Task input Start Marker
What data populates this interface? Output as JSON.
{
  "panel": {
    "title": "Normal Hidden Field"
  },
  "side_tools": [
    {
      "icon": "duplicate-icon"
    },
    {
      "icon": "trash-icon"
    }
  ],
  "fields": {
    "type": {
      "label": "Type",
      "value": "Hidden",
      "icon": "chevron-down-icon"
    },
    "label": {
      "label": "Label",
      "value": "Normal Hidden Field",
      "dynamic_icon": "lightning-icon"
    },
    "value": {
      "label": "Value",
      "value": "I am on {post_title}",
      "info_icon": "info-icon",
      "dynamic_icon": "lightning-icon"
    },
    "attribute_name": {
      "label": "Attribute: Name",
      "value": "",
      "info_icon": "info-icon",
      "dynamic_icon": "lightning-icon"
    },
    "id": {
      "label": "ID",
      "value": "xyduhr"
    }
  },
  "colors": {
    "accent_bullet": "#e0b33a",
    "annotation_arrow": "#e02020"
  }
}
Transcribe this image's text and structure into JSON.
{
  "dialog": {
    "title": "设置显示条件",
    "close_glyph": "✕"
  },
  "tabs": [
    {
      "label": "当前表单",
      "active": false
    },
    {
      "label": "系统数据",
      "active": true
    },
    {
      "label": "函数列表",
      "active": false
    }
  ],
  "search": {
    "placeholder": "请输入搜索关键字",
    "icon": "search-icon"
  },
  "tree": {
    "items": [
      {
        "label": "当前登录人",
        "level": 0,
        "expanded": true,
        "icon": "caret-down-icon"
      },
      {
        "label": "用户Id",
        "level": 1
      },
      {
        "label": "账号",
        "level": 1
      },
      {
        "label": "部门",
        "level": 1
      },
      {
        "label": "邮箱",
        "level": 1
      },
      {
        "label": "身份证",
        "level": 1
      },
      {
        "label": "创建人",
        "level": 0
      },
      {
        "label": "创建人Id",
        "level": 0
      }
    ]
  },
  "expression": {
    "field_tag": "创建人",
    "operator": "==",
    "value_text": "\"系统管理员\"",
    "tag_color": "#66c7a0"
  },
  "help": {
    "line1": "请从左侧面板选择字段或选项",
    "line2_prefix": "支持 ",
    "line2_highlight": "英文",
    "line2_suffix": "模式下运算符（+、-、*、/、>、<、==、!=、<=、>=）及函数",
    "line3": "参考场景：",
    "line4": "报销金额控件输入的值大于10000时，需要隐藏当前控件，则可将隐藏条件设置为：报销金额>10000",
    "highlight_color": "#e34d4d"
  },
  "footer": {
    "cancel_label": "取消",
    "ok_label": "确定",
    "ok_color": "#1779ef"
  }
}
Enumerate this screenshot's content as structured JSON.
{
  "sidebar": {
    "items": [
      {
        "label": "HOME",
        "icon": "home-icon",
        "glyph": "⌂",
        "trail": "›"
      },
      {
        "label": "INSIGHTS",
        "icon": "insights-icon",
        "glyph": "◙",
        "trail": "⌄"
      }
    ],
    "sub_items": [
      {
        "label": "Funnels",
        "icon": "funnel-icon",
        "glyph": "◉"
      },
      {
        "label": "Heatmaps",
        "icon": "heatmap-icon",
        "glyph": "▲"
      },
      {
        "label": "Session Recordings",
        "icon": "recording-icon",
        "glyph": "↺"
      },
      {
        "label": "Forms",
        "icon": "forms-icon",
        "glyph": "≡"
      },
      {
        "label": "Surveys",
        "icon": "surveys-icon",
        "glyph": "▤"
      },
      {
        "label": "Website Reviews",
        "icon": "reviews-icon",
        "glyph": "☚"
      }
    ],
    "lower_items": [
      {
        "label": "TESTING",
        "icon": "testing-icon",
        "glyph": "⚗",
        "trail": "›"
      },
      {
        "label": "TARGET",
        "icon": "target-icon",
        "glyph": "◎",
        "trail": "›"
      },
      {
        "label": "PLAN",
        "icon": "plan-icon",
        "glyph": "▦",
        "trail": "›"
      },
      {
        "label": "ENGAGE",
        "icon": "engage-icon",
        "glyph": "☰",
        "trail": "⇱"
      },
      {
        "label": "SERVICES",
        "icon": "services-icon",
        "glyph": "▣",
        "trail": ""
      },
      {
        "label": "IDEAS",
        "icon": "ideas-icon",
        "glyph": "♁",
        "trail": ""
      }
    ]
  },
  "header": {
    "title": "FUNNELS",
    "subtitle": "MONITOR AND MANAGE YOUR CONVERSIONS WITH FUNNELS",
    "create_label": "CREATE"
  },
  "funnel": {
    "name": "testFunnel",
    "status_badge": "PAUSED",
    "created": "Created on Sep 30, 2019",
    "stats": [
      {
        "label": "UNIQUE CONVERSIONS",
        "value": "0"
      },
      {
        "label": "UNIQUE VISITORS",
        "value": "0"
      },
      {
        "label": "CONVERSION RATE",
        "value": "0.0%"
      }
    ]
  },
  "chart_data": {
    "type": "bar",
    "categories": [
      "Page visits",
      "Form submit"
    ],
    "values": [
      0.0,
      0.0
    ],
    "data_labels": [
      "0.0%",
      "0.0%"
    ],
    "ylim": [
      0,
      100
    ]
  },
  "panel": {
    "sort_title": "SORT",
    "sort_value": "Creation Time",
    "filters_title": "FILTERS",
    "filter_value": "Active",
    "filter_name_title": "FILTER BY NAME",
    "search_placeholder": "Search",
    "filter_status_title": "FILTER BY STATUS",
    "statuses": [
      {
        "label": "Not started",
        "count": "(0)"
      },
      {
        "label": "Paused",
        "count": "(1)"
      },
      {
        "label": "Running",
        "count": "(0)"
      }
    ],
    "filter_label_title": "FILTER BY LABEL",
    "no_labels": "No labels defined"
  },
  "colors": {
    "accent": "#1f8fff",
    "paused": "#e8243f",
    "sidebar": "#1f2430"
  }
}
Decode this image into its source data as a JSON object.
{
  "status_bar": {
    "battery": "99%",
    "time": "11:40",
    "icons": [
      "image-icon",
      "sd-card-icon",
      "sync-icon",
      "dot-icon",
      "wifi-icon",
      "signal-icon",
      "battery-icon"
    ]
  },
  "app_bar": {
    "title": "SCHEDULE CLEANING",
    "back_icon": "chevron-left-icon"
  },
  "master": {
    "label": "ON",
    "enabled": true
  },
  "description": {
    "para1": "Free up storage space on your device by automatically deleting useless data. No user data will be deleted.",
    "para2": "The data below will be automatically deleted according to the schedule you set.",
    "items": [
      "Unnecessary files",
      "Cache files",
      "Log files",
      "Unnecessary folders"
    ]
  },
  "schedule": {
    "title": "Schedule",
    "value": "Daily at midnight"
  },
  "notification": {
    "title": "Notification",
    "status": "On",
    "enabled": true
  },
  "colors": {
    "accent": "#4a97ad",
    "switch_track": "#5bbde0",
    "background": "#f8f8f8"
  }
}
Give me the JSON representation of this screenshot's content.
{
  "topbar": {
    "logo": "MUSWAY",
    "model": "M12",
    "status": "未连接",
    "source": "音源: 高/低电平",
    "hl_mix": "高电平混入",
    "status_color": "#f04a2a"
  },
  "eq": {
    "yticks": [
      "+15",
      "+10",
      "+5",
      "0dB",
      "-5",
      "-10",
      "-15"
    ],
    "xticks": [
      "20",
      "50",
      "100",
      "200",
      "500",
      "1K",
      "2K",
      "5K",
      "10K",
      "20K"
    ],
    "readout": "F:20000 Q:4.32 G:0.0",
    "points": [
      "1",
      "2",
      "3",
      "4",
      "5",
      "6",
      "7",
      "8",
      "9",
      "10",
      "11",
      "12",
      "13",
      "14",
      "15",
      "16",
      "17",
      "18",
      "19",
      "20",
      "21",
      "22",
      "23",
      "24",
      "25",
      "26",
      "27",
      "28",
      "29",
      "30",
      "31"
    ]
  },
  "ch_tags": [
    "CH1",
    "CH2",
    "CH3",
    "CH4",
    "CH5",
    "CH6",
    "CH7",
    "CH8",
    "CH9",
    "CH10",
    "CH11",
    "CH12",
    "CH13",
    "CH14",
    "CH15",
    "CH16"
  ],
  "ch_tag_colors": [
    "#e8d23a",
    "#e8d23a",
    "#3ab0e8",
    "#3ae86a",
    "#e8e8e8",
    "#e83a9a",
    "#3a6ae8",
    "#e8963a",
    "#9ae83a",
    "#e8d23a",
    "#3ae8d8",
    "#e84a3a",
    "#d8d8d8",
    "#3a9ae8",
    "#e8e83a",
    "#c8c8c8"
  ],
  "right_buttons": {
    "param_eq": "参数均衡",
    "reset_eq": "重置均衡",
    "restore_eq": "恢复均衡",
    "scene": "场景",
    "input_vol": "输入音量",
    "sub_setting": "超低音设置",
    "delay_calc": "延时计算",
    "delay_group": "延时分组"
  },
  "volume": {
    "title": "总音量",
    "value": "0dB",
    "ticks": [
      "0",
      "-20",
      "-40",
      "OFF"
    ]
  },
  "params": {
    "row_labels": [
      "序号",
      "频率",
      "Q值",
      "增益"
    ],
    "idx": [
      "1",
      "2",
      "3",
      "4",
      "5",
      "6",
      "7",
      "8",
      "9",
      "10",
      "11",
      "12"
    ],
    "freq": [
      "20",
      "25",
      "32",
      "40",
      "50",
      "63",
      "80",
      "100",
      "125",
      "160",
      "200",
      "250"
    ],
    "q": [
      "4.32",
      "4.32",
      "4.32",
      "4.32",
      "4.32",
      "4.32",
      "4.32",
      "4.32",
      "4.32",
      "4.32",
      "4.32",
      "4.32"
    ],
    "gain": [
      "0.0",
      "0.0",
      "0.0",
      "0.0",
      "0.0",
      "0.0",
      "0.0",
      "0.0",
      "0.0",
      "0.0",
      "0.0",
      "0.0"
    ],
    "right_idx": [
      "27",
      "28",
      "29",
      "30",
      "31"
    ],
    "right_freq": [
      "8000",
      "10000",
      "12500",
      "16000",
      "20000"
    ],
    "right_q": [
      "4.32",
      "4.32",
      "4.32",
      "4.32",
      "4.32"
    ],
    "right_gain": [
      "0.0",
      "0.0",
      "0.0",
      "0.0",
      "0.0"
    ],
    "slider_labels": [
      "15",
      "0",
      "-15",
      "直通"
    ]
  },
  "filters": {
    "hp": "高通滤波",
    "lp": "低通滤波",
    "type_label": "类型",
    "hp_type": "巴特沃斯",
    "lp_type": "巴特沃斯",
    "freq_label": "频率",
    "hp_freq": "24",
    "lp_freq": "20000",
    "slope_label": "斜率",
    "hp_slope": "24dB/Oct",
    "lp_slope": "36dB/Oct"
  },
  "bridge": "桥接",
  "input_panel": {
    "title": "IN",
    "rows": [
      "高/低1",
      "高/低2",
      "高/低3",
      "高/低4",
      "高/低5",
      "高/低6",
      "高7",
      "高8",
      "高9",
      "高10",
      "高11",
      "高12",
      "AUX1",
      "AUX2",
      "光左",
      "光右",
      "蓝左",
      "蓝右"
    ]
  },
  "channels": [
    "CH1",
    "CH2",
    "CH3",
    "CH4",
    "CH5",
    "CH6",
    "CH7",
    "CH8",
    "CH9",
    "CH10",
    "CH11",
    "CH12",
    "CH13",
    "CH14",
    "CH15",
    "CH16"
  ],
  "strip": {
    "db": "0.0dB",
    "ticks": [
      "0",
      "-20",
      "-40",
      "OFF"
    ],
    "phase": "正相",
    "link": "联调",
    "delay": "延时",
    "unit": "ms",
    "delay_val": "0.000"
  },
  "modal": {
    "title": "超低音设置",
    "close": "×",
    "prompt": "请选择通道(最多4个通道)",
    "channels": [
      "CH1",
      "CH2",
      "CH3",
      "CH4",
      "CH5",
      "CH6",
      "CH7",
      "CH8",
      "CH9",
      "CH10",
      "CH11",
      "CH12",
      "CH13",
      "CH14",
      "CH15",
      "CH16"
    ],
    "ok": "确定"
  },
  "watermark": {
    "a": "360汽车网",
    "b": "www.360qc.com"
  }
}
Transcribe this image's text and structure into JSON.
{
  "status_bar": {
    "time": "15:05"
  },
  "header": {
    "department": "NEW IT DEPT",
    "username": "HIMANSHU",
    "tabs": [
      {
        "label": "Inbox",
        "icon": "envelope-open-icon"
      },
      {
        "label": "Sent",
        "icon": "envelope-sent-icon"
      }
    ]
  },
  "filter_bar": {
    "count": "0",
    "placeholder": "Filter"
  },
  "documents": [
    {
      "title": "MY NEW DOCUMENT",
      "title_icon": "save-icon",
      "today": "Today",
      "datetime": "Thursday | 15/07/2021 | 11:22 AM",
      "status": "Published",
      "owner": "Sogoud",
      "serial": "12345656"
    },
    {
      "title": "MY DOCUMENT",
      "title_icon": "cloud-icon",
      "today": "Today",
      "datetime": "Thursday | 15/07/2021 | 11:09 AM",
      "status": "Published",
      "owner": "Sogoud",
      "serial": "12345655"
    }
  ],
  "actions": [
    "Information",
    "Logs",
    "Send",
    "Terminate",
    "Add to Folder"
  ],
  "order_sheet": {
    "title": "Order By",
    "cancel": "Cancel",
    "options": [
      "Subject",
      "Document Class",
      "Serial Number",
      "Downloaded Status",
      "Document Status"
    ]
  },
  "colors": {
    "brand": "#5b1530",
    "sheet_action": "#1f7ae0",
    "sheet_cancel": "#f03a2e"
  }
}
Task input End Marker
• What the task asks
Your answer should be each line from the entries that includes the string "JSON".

• Answer space
What data populates this interface? Output as JSON.
Transcribe this image's text and structure into JSON.
Enumerate this screenshot's content as structured JSON.
Decode this image into its source data as a JSON object.
Give me the JSON representation of this screenshot's content.
Transcribe this image's text and structure into JSON.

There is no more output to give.